Records from a collection:
━━━

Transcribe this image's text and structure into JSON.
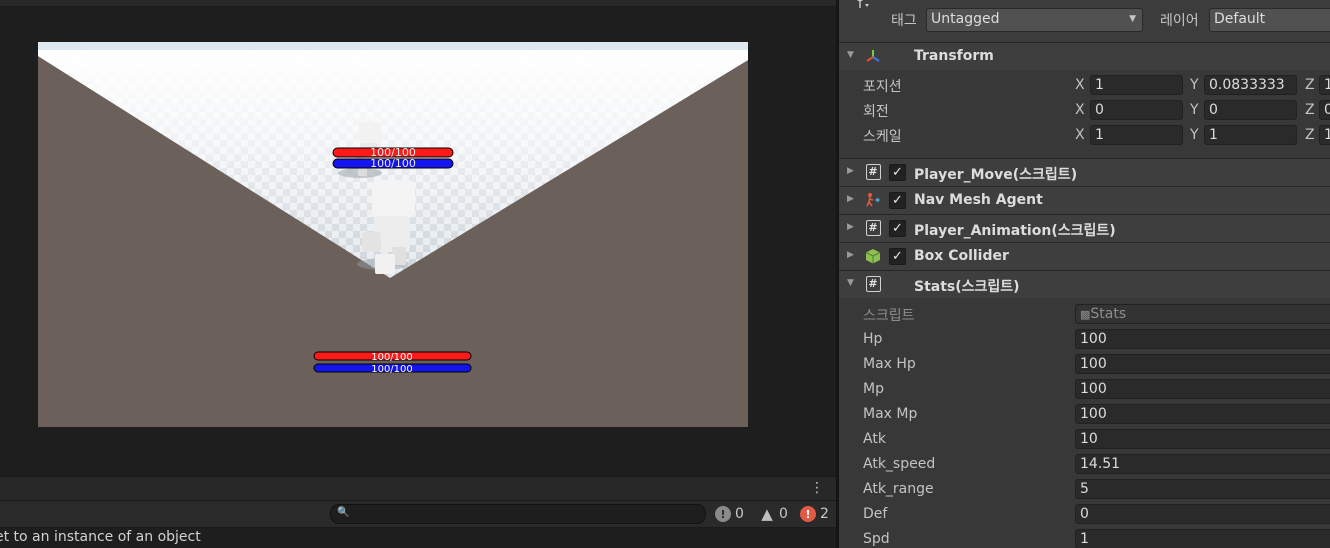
{
  "game": {
    "enemy_hp": "100/100",
    "enemy_mp": "100/100",
    "player_hp": "100/100",
    "player_mp": "100/100",
    "colors": {
      "hp": "#ff1a1a",
      "mp": "#1414ee",
      "ground": "#6b605a",
      "sky": "#dfe9f1"
    }
  },
  "console": {
    "menu_icon": "kebab-menu-icon",
    "log_count": "0",
    "warning_count": "0",
    "error_count": "2",
    "message": "et to an instance of an object"
  },
  "inspector": {
    "tag_label": "태그",
    "tag_value": "Untagged",
    "layer_label": "레이어",
    "layer_value": "Default",
    "transform": {
      "title": "Transform",
      "position_label": "포지션",
      "rotation_label": "회전",
      "scale_label": "스케일",
      "axis_x": "X",
      "axis_y": "Y",
      "axis_z": "Z",
      "position": {
        "x": "1",
        "y": "0.0833333",
        "z": "1"
      },
      "rotation": {
        "x": "0",
        "y": "0",
        "z": "0"
      },
      "scale": {
        "x": "1",
        "y": "1",
        "z": "1"
      }
    },
    "components": [
      {
        "title": "Player_Move(스크립트)",
        "icon": "script-icon"
      },
      {
        "title": "Nav Mesh Agent",
        "icon": "nav-mesh-agent-icon"
      },
      {
        "title": "Player_Animation(스크립트)",
        "icon": "script-icon"
      },
      {
        "title": "Box Collider",
        "icon": "box-collider-icon"
      }
    ],
    "stats": {
      "title": "Stats(스크립트)",
      "script_label": "스크립트",
      "script_value": "Stats",
      "hp_label": "Hp",
      "hp": "100",
      "max_hp_label": "Max Hp",
      "max_hp": "100",
      "mp_label": "Mp",
      "mp": "100",
      "max_mp_label": "Max Mp",
      "max_mp": "100",
      "atk_label": "Atk",
      "atk": "10",
      "atk_speed_label": "Atk_speed",
      "atk_speed": "14.51",
      "atk_range_label": "Atk_range",
      "atk_range": "5",
      "def_label": "Def",
      "def": "0",
      "spd_label": "Spd",
      "spd": "1"
    }
  }
}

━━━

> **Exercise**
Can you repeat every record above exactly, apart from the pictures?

> **Response below**
Transcribe this image's text and structure into JSON.
{
  "game": {
    "enemy_hp": "100/100",
    "enemy_mp": "100/100",
    "player_hp": "100/100",
    "player_mp": "100/100",
    "colors": {
      "hp": "#ff1a1a",
      "mp": "#1414ee",
      "ground": "#6b605a",
      "sky": "#dfe9f1"
    }
  },
  "console": {
    "menu_icon": "kebab-menu-icon",
    "log_count": "0",
    "warning_count": "0",
    "error_count": "2",
    "message": "et to an instance of an object"
  },
  "inspector": {
    "tag_label": "태그",
    "tag_value": "Untagged",
    "layer_label": "레이어",
    "layer_value": "Default",
    "transform": {
      "title": "Transform",
      "position_label": "포지션",
      "rotation_label": "회전",
      "scale_label": "스케일",
      "axis_x": "X",
      "axis_y": "Y",
      "axis_z": "Z",
      "position": {
        "x": "1",
        "y": "0.0833333",
        "z": "1"
      },
      "rotation": {
        "x": "0",
        "y": "0",
        "z": "0"
      },
      "scale": {
        "x": "1",
        "y": "1",
        "z": "1"
      }
    },
    "components": [
      {
        "title": "Player_Move(스크립트)",
        "icon": "script-icon"
      },
      {
        "title": "Nav Mesh Agent",
        "icon": "nav-mesh-agent-icon"
      },
      {
        "title": "Player_Animation(스크립트)",
        "icon": "script-icon"
      },
      {
        "title": "Box Collider",
        "icon": "box-collider-icon"
      }
    ],
    "stats": {
      "title": "Stats(스크립트)",
      "script_label": "스크립트",
      "script_value": "Stats",
      "hp_label": "Hp",
      "hp": "100",
      "max_hp_label": "Max Hp",
      "max_hp": "100",
      "mp_label": "Mp",
      "mp": "100",
      "max_mp_label": "Max Mp",
      "max_mp": "100",
      "atk_label": "Atk",
      "atk": "10",
      "atk_speed_label": "Atk_speed",
      "atk_speed": "14.51",
      "atk_range_label": "Atk_range",
      "atk_range": "5",
      "def_label": "Def",
      "def": "0",
      "spd_label": "Spd",
      "spd": "1"
    }
  }
}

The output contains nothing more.